» INSTRUCTIONS FOR THE TASK: Copy out lines with the word "root" from the material that follows.

Segment Start: DATA EXTRACTS

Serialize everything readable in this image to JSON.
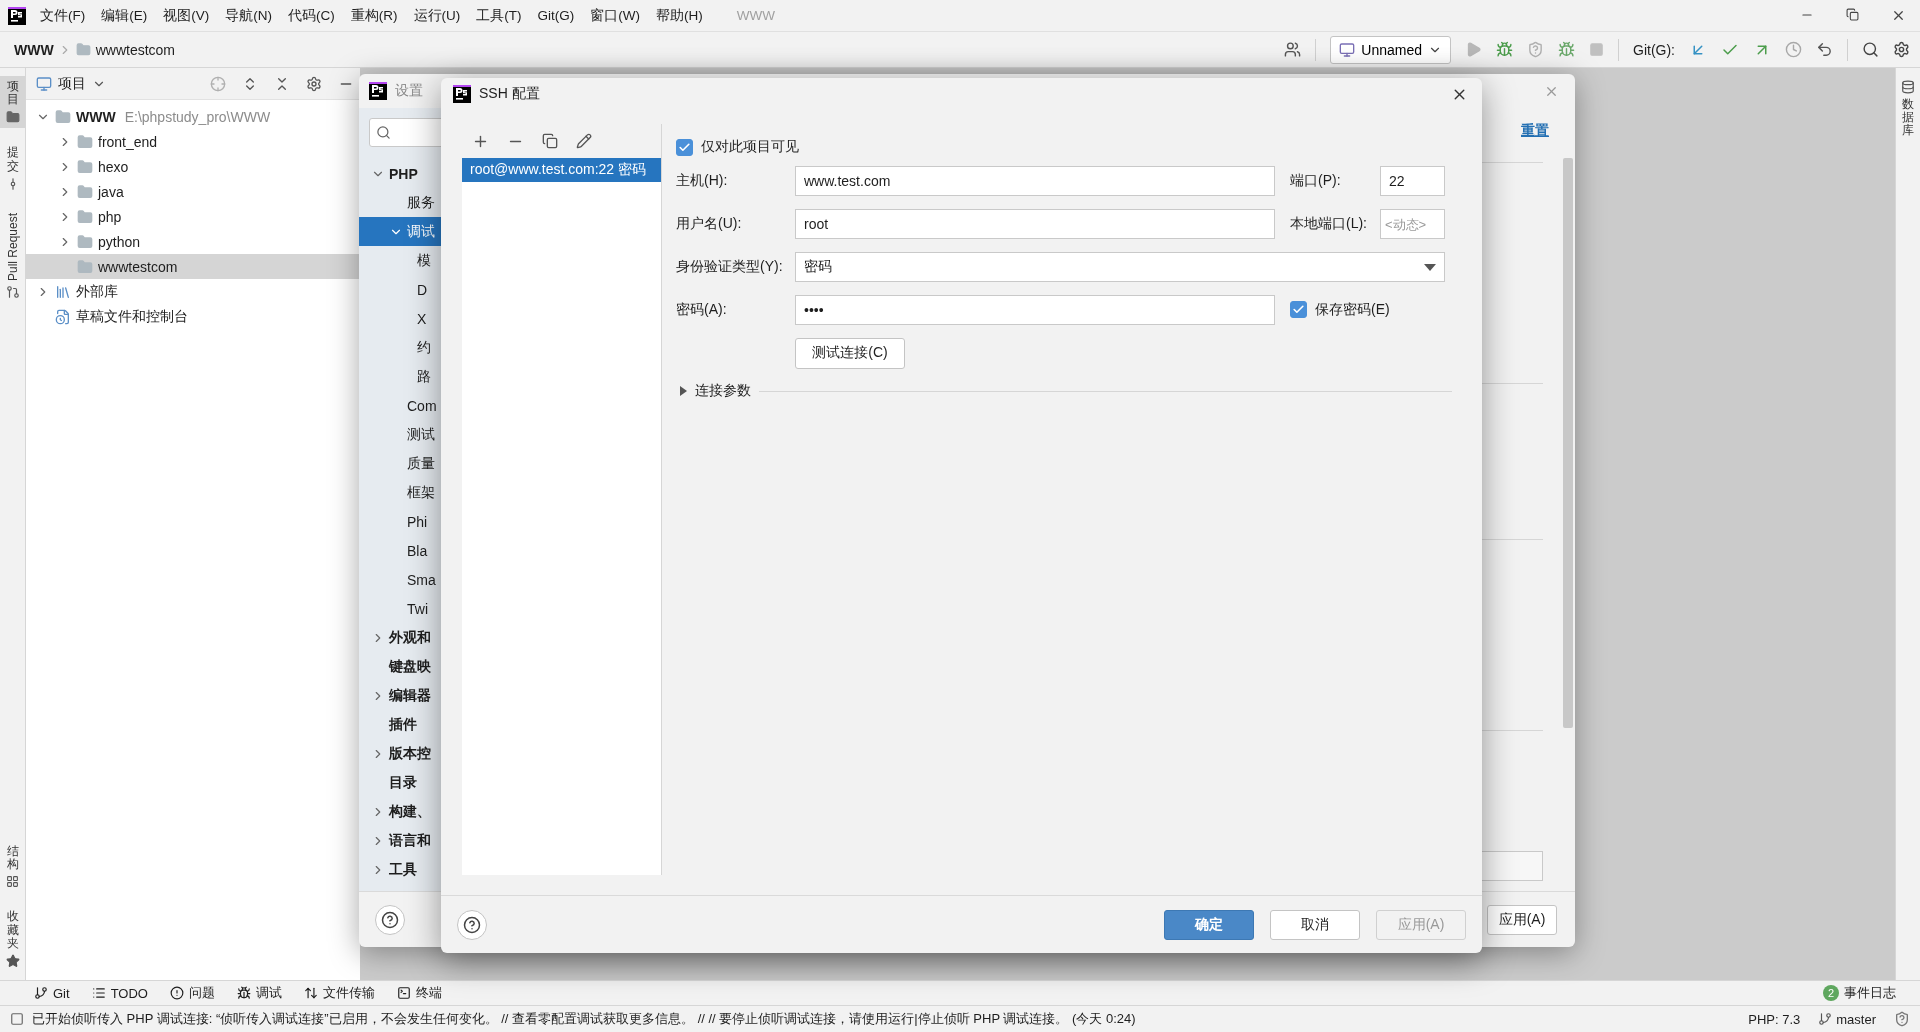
{
  "menu_bar": {
    "items": [
      "文件(F)",
      "编辑(E)",
      "视图(V)",
      "导航(N)",
      "代码(C)",
      "重构(R)",
      "运行(U)",
      "工具(T)",
      "Git(G)",
      "窗口(W)",
      "帮助(H)"
    ],
    "project_title": "WWW"
  },
  "navigation_bar": {
    "breadcrumb": [
      "WWW",
      "wwwtestcom"
    ],
    "run_configuration": "Unnamed",
    "git_label": "Git(G):"
  },
  "left_stripe": {
    "top_tabs": [
      {
        "label": "项目",
        "kind": "cjk",
        "selected": true
      },
      {
        "label": "提交",
        "kind": "cjk",
        "selected": false
      },
      {
        "label": "Pull Request",
        "kind": "latin",
        "selected": false
      }
    ],
    "bottom_tabs": [
      {
        "label": "结构",
        "kind": "cjk",
        "selected": false
      },
      {
        "label": "收藏夹",
        "kind": "cjk",
        "selected": false
      }
    ]
  },
  "right_stripe": {
    "tabs": [
      {
        "label": "数据库",
        "selected": false
      }
    ]
  },
  "project_panel": {
    "title": "项目",
    "tree": [
      {
        "label": "WWW",
        "path": "E:\\phpstudy_pro\\WWW",
        "kind": "folder",
        "expanded": true,
        "selected": false,
        "children": [
          {
            "label": "front_end",
            "kind": "folder",
            "expanded": false,
            "selected": false
          },
          {
            "label": "hexo",
            "kind": "folder",
            "expanded": false,
            "selected": false
          },
          {
            "label": "java",
            "kind": "folder",
            "expanded": false,
            "selected": false
          },
          {
            "label": "php",
            "kind": "folder",
            "expanded": false,
            "selected": false
          },
          {
            "label": "python",
            "kind": "folder",
            "expanded": false,
            "selected": false
          },
          {
            "label": "wwwtestcom",
            "kind": "plain_folder",
            "selected": true
          }
        ]
      },
      {
        "label": "外部库",
        "kind": "library",
        "expanded": false,
        "selected": false
      },
      {
        "label": "草稿文件和控制台",
        "kind": "scratch",
        "selected": false
      }
    ]
  },
  "settings_dialog": {
    "title": "设置",
    "tree": [
      {
        "label": "PHP",
        "expanded": true,
        "selected": false,
        "children": [
          {
            "label": "服务",
            "selected": false
          },
          {
            "label": "调试",
            "expanded": true,
            "selected": true,
            "children": [
              {
                "label": "模",
                "selected": false
              },
              {
                "label": "D",
                "selected": false
              },
              {
                "label": "X",
                "selected": false
              },
              {
                "label": "约",
                "selected": false
              },
              {
                "label": "路",
                "selected": false
              }
            ]
          },
          {
            "label": "Com",
            "selected": false
          },
          {
            "label": "测试",
            "selected": false
          },
          {
            "label": "质量",
            "selected": false
          },
          {
            "label": "框架",
            "selected": false
          },
          {
            "label": "Phi",
            "selected": false
          },
          {
            "label": "Bla",
            "selected": false
          },
          {
            "label": "Sma",
            "selected": false
          },
          {
            "label": "Twi",
            "selected": false
          }
        ]
      },
      {
        "label": "外观和",
        "expanded": false,
        "selected": false
      },
      {
        "label": "键盘映",
        "selected": false
      },
      {
        "label": "编辑器",
        "expanded": false,
        "selected": false
      },
      {
        "label": "插件",
        "selected": false
      },
      {
        "label": "版本控",
        "expanded": false,
        "selected": false
      },
      {
        "label": "目录",
        "selected": false
      },
      {
        "label": "构建、",
        "expanded": false,
        "selected": false
      },
      {
        "label": "语言和",
        "expanded": false,
        "selected": false
      },
      {
        "label": "工具",
        "expanded": false,
        "selected": false
      }
    ],
    "reset_link": "重置",
    "apply_button": "应用(A)"
  },
  "ssh_dialog": {
    "title": "SSH 配置",
    "configurations": [
      {
        "label": "root@www.test.com:22 密码",
        "selected": true
      }
    ],
    "project_only": {
      "label": "仅对此项目可见",
      "checked": true
    },
    "host": {
      "label": "主机(H):",
      "value": "www.test.com"
    },
    "port": {
      "label": "端口(P):",
      "value": "22"
    },
    "username": {
      "label": "用户名(U):",
      "value": "root"
    },
    "local_port": {
      "label": "本地端口(L):",
      "placeholder": "<动态>"
    },
    "auth_type": {
      "label": "身份验证类型(Y):",
      "value": "密码"
    },
    "password": {
      "label": "密码(A):",
      "value": "••••"
    },
    "save_password": {
      "label": "保存密码(E)",
      "checked": true
    },
    "test_button": "测试连接(C)",
    "connection_params": {
      "label": "连接参数",
      "expanded": false
    },
    "buttons": [
      {
        "label": "确定",
        "kind": "primary",
        "disabled": false
      },
      {
        "label": "取消",
        "kind": "normal",
        "disabled": false
      },
      {
        "label": "应用(A)",
        "kind": "normal",
        "disabled": true
      }
    ]
  },
  "tool_window_bar": {
    "items": [
      {
        "label": "Git",
        "kind": "git"
      },
      {
        "label": "TODO",
        "kind": "todo"
      },
      {
        "label": "问题",
        "kind": "problems"
      },
      {
        "label": "调试",
        "kind": "debug"
      },
      {
        "label": "文件传输",
        "kind": "transfer"
      },
      {
        "label": "终端",
        "kind": "terminal"
      }
    ],
    "event_log": {
      "count": "2",
      "label": "事件日志"
    }
  },
  "status_bar": {
    "message": "已开始侦听传入 PHP 调试连接: “侦听传入调试连接”已启用，不会发生任何变化。 // 查看零配置调试获取更多信息。 // // 要停止侦听调试连接，请使用运行|停止侦听 PHP 调试连接。 (今天 0:24)",
    "php_version": "PHP: 7.3",
    "branch": "master"
  }
}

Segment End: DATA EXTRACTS

» SOLUTION:
        "label": "root@www.test.com:22 密码",
      "value": "root"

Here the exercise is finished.